Petteri Tiippana, assistant director of STUK, the Finnish nuclear safety authority, said that a government-commissioned inquiry into quality and safety allegations made by the environmental lobby group Greenpeace had found no evidence of transgressions.
On the 35 load-bearing welded joints inspected by STUK, "the welding procedures, the qualification of the welders, the welds themselves are well done", he said.
On the thousands of non-load bearing joints which are not inspected by STUK, "the welds were made by qualified welders and systematic inspections were made", he went on to point out.
Mr Tiippana also refuted allegations made in a television documentary broadcast that Bouygues employees had been banned from discussing safety concerns.
The inquiry found no such rules and STUK inspectors had not had any problems discussing safety with them.

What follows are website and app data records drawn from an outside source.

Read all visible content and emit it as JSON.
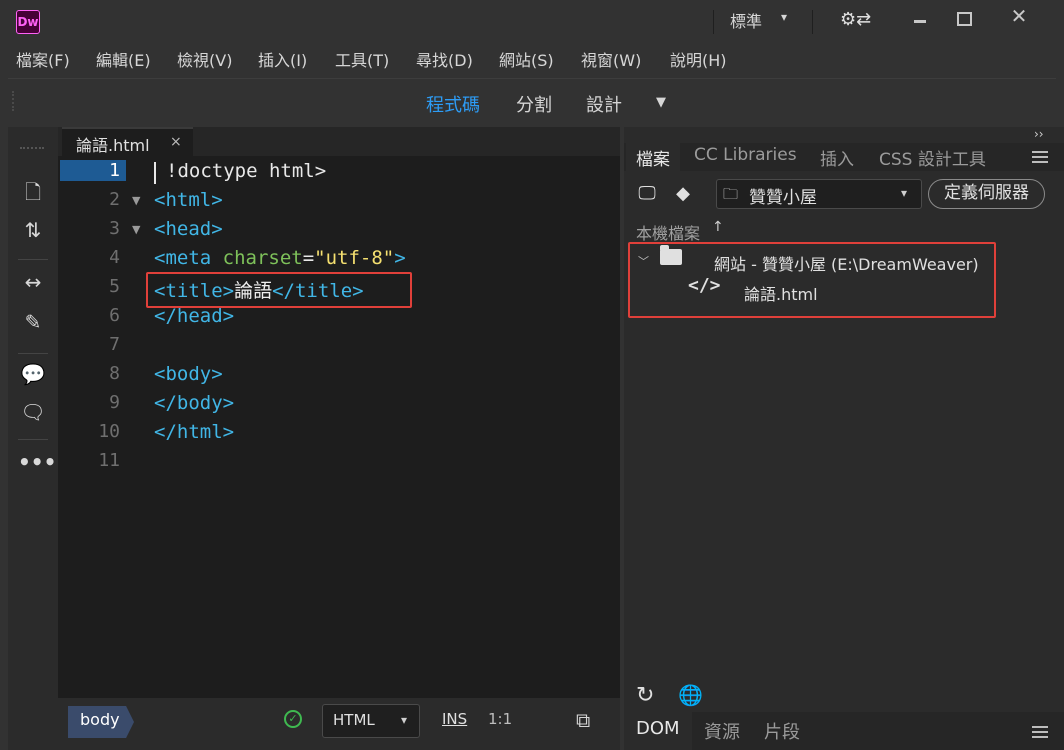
{
  "window": {
    "app_logo": "Dw",
    "workspace": "標準",
    "controls": {
      "close": "✕"
    }
  },
  "menu": [
    "檔案(F)",
    "編輯(E)",
    "檢視(V)",
    "插入(I)",
    "工具(T)",
    "尋找(D)",
    "網站(S)",
    "視窗(W)",
    "說明(H)"
  ],
  "view_switcher": {
    "buttons": [
      "程式碼",
      "分割",
      "設計"
    ],
    "active": "程式碼"
  },
  "left_toolbar_icons": [
    "new-document-icon",
    "file-transfer-icon",
    "expand-icon",
    "format-source-icon",
    "comment-icon",
    "remove-comment-icon",
    "more-icon"
  ],
  "document": {
    "tab_label": "論語.html",
    "tab_close": "×",
    "current_line": 1,
    "line_numbers": [
      "1",
      "2",
      "3",
      "4",
      "5",
      "6",
      "7",
      "8",
      "9",
      "10",
      "11"
    ],
    "code": {
      "l1": "!doctype html>",
      "l1_lt": "<",
      "l2": "<html>",
      "l3": "<head>",
      "l4_tag_open": "<meta ",
      "l4_attr": "charset",
      "l4_eq": "=",
      "l4_val": "\"utf-8\"",
      "l4_close": ">",
      "l5_open": "<title>",
      "l5_text": "論語",
      "l5_close": "</title>",
      "l6": "</head>",
      "l8": "<body>",
      "l9": "</body>",
      "l10": "</html>"
    }
  },
  "status_bar": {
    "tag": "body",
    "doctype": "HTML",
    "mode": "INS",
    "position": "1:1",
    "lint_ok": "✓"
  },
  "right_panel": {
    "collapse": "››",
    "tabs": [
      "檔案",
      "CC Libraries",
      "插入",
      "CSS 設計工具"
    ],
    "active_tab": "檔案",
    "site_select": "贊贊小屋",
    "define_server": "定義伺服器",
    "local_files": "本機檔案",
    "sort_arrow": "↑",
    "tree": {
      "site": "網站 - 贊贊小屋 (E:\\DreamWeaver)",
      "file": "論語.html",
      "code_icon_text": "</>"
    },
    "bottom_tabs": [
      "DOM",
      "資源",
      "片段"
    ],
    "active_bottom_tab": "DOM"
  }
}
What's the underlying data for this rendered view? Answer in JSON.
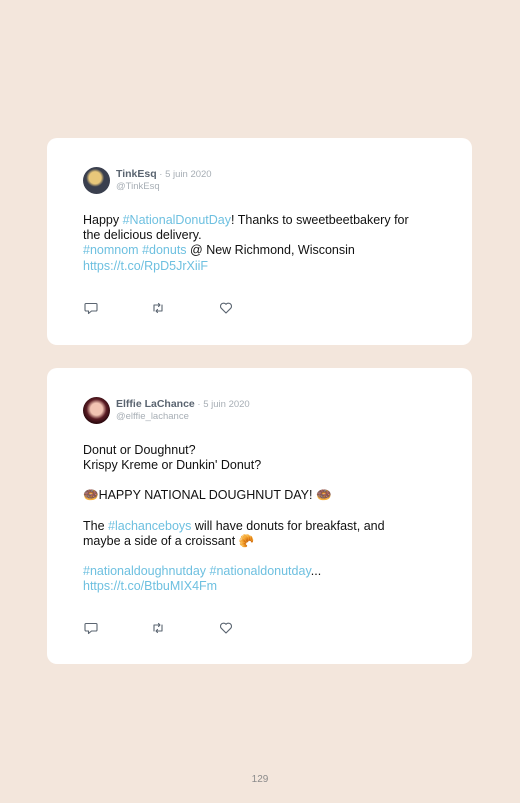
{
  "tweets": [
    {
      "name": "TinkEsq",
      "date": " · 5 juin 2020",
      "handle": "@TinkEsq",
      "lines": {
        "l1_a": "Happy ",
        "l1_tag": "#NationalDonutDay",
        "l1_b": "! Thanks to sweetbeetbakery for",
        "l2": "the delicious delivery.",
        "l3_tag1": "#nomnom",
        "l3_sp": " ",
        "l3_tag2": "#donuts",
        "l3_b": " @ New Richmond, Wisconsin",
        "l4_link": "https://t.co/RpD5JrXiiF"
      }
    },
    {
      "name": "Elffie LaChance",
      "date": " · 5 juin 2020",
      "handle": "@elffie_lachance",
      "lines": {
        "l1": "Donut or Doughnut?",
        "l2": "Krispy Kreme or Dunkin' Donut?",
        "l3": "🍩HAPPY NATIONAL DOUGHNUT DAY! 🍩",
        "l4_a": "The ",
        "l4_tag": "#lachanceboys",
        "l4_b": " will have donuts for breakfast, and",
        "l5": "maybe a side of a croissant 🥐",
        "l6_tag1": "#nationaldoughnutday",
        "l6_sp": " ",
        "l6_tag2": "#nationaldonutday",
        "l6_ellipsis": "...",
        "l7_link": "https://t.co/BtbuMIX4Fm"
      }
    }
  ],
  "page_number": "129",
  "colors": {
    "background": "#f3e6dc",
    "card": "#ffffff",
    "link": "#6ec0e0",
    "name": "#5a6470",
    "muted": "#a7aeb5"
  },
  "icons": [
    "reply-icon",
    "retweet-icon",
    "like-icon"
  ]
}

However, workers had to seek approval before talking to anyone off-site, such as journalists.
STUK said it had been convinced by the Bouygues project manager "that all employees are obliged to report... any safety-related deviances.
"Deviances are documented and fixed according to the quality system."
STUK said it would check this documentation.
Bouygues said that the issue was now closed and it would not comment further.
Nonetheless, the controversy was taken seriously by the French construction group, which this summer was criticized along with power utility EDF for organisation of work on concrete reinforcement in a EPR reactor which is being built in Normandy.
Areva said it was delighted with STUK's public statement as "delivering a safe EPR reactor is an absolute priority for us".
Finland's Olkiluoto3 EPR reactor is being built by a consortium led by Areva.
It is the world's first so-called third-generation nuclear reactor, an Areva design and the group's first turnkey project, has been fraught with problems and is currently running two years late and at least 1bn ($1.47bn) over budget.